**What the task asks**
Locate the string "Todos" in the records below. Copy every line where it occurs.

________________________

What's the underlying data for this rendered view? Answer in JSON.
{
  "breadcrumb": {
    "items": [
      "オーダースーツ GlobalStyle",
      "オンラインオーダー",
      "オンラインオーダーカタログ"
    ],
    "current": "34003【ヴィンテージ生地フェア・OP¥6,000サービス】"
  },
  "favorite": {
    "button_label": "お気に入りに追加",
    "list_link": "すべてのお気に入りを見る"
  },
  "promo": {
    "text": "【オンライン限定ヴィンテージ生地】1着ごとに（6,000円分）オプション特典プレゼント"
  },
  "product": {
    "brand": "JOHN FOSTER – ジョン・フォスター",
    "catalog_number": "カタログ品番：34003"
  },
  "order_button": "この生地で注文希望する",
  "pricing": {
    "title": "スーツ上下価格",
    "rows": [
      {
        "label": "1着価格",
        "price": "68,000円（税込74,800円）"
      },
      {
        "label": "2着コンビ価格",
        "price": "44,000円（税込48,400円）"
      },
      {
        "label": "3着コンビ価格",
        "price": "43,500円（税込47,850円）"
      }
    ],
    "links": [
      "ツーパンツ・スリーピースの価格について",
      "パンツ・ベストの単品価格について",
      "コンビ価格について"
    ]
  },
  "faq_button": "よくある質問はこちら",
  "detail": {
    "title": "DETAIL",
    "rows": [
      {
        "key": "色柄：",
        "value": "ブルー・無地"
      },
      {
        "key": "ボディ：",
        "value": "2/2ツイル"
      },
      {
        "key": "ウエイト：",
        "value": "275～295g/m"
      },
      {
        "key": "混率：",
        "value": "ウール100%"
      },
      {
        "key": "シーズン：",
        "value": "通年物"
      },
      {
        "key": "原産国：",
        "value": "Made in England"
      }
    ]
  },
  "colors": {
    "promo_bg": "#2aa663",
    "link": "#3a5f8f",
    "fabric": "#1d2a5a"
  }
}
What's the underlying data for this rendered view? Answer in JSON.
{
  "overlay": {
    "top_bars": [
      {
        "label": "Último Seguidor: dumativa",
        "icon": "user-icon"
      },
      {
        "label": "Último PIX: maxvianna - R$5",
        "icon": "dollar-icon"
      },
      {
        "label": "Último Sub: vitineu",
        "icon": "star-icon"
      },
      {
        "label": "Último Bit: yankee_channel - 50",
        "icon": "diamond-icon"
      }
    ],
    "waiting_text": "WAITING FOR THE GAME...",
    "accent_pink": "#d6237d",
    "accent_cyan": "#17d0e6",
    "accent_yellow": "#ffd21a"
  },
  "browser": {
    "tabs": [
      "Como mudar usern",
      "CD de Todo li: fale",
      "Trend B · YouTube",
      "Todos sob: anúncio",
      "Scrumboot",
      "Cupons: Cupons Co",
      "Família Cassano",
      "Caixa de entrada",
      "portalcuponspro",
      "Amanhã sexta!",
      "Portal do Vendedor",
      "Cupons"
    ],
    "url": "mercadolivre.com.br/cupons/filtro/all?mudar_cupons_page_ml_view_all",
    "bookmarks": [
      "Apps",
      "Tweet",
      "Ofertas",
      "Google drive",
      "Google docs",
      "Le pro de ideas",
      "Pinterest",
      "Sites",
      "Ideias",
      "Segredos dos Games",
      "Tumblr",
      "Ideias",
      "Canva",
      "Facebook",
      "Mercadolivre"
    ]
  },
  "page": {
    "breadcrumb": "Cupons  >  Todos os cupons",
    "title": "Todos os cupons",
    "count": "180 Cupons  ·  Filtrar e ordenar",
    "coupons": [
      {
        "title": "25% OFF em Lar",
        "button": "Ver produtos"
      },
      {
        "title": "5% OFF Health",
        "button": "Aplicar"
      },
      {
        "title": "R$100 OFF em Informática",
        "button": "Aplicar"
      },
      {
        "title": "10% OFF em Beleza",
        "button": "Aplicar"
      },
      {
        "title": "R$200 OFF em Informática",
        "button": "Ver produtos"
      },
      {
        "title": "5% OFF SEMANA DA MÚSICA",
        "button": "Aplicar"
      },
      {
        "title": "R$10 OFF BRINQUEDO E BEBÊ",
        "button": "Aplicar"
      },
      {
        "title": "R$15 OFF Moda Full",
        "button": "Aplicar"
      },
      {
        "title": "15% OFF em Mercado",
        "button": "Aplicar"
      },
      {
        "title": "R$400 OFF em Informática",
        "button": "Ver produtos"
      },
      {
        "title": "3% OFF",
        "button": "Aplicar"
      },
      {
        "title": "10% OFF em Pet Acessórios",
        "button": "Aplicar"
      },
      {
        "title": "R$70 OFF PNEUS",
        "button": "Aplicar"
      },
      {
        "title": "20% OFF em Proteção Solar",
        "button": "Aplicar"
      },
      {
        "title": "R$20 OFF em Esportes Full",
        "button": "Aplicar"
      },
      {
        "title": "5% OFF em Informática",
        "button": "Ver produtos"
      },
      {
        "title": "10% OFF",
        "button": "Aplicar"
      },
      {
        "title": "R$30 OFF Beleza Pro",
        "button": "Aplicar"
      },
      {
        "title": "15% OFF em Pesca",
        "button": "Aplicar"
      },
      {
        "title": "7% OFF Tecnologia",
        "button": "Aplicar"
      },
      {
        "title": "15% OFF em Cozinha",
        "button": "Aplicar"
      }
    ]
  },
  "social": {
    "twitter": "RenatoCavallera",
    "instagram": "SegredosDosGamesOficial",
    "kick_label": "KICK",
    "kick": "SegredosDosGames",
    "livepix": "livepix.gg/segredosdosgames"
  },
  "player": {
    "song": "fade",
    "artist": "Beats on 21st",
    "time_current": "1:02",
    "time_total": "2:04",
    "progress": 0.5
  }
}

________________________

**Written answer**
      "Todos sob: anúncio",
    "breadcrumb": "Cupons  >  Todos os cupons",
    "title": "Todos os cupons",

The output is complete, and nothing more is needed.